Axial flow of a Newtonian fluid through an annulus of radii R 1 and R 2 (R 1<R 2) is compared with flow through an equivalent rectangular slit of height R 2−R 1 and width π(R 2+R 1). Discrepancies in throughput Q and kinetic energy correction P k are found to be less than 1% for R 1/R 2≳0.45, and less than 0.1% for R 1/R 2≳0.8. For two model non‐Newtonian fluids (Herschel–Bulkley and Ellis models), Q and P k values are computed using the slit approximation. Graphs are presented giving the factors needed to correct Newtonian P k values for both model fluids over a wide range of model parameters.

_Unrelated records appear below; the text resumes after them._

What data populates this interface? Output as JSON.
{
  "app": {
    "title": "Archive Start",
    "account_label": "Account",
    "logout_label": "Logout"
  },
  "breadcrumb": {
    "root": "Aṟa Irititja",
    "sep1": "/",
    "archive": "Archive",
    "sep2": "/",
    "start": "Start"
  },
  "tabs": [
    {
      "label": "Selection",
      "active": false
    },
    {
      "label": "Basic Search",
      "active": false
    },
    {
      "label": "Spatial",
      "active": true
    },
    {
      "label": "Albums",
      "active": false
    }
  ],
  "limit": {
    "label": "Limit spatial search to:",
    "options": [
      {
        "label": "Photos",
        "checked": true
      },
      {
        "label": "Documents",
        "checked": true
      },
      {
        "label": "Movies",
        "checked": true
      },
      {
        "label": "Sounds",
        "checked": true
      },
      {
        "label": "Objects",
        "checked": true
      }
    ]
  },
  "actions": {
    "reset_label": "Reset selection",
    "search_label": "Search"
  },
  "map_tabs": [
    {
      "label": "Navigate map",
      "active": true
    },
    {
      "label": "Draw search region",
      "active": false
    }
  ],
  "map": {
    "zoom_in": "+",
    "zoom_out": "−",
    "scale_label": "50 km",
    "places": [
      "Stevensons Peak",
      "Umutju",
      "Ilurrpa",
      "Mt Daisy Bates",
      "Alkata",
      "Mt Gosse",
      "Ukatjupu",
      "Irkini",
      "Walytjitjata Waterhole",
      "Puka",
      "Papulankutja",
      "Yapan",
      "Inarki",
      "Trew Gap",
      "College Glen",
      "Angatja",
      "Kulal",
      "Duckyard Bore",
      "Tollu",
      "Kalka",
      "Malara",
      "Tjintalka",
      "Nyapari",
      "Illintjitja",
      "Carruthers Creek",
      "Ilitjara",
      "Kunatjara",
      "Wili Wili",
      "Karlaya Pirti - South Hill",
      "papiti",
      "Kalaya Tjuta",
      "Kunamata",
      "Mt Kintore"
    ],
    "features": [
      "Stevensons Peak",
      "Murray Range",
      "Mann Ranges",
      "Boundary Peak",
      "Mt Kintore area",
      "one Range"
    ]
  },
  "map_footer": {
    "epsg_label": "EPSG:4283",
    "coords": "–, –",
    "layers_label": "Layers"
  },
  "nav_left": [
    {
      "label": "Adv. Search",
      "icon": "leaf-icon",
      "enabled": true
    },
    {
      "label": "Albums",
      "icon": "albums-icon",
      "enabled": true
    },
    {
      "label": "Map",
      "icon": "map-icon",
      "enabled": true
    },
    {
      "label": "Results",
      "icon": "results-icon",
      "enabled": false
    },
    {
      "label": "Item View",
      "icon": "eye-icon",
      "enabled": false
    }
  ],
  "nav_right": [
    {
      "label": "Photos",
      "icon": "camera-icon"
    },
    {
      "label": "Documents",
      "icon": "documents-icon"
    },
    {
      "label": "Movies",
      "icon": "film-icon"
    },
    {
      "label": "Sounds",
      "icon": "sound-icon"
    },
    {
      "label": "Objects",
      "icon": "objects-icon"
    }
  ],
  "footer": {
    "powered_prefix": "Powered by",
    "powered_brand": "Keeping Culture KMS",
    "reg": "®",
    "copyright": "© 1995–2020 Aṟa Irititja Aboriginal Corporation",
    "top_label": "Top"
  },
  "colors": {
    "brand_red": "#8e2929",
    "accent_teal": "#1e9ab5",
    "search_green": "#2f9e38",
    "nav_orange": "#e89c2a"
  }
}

For shear‐thinning fluids, the correction factors range from 1 to 0.65, the value for plug flow. These calculations support the use of the slit approximation for flow through a narrow annulus. To test the kinetic energy correction, data are presented for flow of water at very high shear rates (γ̇≳105 s−1) through a narrow annulus (R 1/R 2=0.86), illustrating a case in which P k is greater than the viscouspressuredrop.
38(1994); http://dx.doi.org/10.1122/1.550509View Description Hide Description
The flow of a viscoelastic fluid held by surface tension between two rotating parallel plates is considered. For small aspect ratios and almost cylindrical free surface we obtain a closed‐form solution for the inertia‐induced radial secondary flow and the shape of the meniscus. The perturbation scheme breaks down when the Deborah number reaches a critical value. Effect of surface tension, gravity, and inertia is negligible on the torque but could be significant on the normal forces acting on the plates. Expressions for the corrections due to surface tension, gravity, and inertia are obtained. We give criteria for determining when the various contributions may be neglected.
38(1994); http://dx.doi.org/10.1122/1.550510View Description Hide Description
The nonlinearity of the Bagley plot of a thermotropic copolyesteramide is interpreted on the basis of the Eyring theory. The results obtained show that this nonlinearity can be interpreted as mainly due to an increase of viscosity with pressure. The dependence of viscosity on pressure is shown to vary upon the type of texture present in the capillary, either the worm‐like one developed at low shear rates or the ordered one developed at high shear rates.